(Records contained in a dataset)
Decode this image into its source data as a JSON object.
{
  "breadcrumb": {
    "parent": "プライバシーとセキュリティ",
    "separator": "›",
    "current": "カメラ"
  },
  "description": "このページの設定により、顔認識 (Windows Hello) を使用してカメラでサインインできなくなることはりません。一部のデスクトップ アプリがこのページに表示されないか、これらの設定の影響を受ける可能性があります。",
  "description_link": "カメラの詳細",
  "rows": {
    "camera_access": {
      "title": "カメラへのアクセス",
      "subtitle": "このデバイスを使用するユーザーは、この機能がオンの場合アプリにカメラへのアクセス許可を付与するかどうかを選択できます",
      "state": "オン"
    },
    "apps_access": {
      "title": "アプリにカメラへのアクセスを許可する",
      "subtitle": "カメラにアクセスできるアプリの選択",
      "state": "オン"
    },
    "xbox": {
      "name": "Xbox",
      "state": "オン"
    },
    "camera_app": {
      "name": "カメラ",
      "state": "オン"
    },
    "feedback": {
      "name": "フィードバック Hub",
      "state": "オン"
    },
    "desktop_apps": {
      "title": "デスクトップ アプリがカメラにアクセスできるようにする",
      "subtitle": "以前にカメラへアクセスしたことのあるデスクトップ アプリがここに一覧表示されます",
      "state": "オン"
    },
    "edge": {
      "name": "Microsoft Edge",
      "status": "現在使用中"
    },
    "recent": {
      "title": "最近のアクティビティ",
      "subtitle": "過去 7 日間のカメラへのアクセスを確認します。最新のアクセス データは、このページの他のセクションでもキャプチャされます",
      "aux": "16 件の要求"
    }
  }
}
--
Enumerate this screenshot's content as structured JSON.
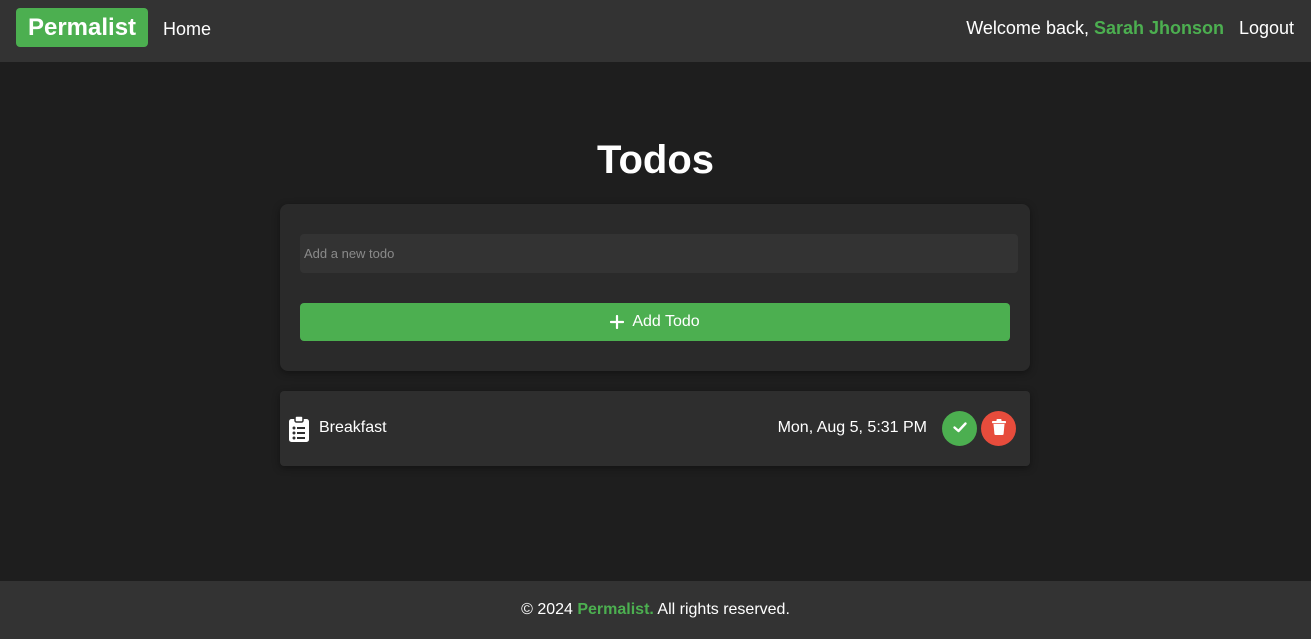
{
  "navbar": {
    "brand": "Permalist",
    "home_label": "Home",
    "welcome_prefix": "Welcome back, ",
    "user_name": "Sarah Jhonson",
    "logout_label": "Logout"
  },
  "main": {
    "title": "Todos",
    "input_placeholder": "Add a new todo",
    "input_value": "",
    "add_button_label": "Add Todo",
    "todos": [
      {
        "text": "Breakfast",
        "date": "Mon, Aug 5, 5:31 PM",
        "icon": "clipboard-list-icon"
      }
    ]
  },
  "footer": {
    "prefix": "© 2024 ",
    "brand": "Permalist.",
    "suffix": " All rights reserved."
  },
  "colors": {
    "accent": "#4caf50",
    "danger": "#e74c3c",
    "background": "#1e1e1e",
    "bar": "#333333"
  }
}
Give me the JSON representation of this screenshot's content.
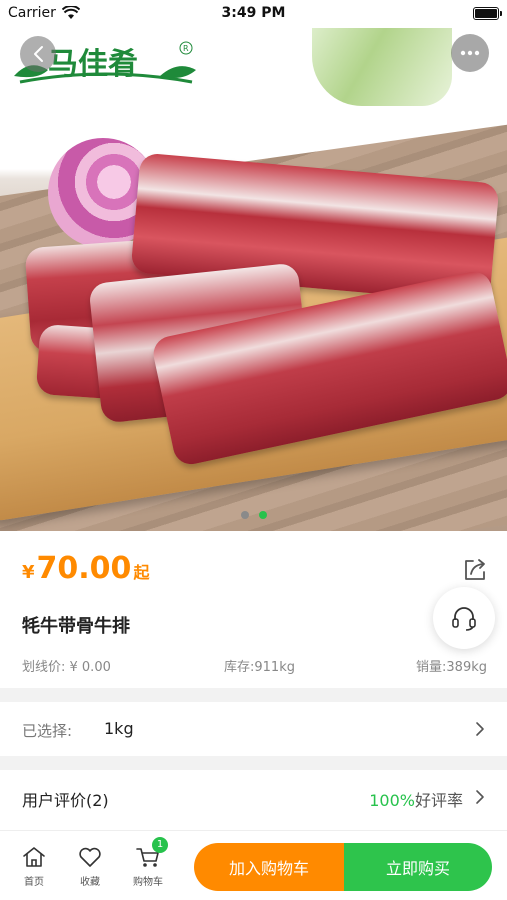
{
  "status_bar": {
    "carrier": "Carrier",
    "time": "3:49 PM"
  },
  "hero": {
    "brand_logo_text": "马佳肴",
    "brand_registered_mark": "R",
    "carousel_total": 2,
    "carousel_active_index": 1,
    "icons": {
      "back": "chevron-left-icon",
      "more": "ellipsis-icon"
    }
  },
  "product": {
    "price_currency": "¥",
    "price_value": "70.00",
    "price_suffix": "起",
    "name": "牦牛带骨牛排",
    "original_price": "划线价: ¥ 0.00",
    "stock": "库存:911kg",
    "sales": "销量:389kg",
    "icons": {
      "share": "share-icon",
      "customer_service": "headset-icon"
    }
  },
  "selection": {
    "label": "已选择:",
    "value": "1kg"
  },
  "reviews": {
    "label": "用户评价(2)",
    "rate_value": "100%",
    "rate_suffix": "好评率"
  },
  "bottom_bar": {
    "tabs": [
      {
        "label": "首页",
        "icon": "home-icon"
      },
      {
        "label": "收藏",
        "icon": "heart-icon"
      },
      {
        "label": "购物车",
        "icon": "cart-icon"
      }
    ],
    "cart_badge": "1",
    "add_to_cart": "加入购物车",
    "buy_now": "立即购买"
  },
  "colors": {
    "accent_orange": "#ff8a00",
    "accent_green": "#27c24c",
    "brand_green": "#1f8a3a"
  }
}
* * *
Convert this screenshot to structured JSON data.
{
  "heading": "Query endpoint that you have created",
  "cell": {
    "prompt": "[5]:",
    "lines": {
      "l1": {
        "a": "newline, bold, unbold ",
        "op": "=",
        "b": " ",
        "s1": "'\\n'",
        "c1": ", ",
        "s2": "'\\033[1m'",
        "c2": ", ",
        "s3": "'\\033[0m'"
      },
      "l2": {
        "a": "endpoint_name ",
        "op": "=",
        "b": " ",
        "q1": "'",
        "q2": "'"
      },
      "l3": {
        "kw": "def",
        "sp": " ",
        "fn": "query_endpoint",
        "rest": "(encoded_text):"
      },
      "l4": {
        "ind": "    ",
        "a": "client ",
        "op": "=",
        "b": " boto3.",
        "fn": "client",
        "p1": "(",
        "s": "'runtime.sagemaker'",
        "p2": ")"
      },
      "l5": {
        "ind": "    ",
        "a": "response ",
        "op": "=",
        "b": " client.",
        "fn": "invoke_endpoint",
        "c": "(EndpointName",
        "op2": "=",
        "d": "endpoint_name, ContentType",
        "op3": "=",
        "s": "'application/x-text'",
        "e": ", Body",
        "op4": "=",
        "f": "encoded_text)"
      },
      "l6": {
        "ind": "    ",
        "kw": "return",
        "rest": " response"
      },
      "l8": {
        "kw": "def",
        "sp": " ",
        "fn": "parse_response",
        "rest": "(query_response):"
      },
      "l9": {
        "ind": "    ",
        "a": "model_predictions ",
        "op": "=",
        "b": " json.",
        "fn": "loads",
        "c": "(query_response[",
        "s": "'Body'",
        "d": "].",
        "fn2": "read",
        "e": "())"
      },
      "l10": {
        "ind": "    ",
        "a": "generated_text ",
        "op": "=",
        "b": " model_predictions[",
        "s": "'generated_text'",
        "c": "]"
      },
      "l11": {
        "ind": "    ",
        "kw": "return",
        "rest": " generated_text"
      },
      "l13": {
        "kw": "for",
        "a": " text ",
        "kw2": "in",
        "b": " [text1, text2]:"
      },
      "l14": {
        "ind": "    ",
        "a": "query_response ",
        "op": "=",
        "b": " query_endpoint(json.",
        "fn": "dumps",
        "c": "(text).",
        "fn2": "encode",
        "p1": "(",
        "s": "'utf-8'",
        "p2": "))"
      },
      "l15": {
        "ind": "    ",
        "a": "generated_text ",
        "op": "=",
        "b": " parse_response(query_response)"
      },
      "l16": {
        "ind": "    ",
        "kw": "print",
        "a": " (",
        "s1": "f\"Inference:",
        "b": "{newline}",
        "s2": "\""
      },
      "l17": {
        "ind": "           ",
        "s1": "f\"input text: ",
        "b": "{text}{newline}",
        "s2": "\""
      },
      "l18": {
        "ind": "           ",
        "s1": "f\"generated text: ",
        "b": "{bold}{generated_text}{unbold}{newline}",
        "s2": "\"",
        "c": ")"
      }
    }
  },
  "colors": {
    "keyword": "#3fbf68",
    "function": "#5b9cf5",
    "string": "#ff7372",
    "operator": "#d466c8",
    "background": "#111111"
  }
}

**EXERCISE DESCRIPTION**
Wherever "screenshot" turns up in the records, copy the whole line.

**WRITTEN SOLUTION**
Enumerate this screenshot's content as structured JSON.
Give me the JSON representation of this screenshot's content.
Convert this screenshot to structured JSON data.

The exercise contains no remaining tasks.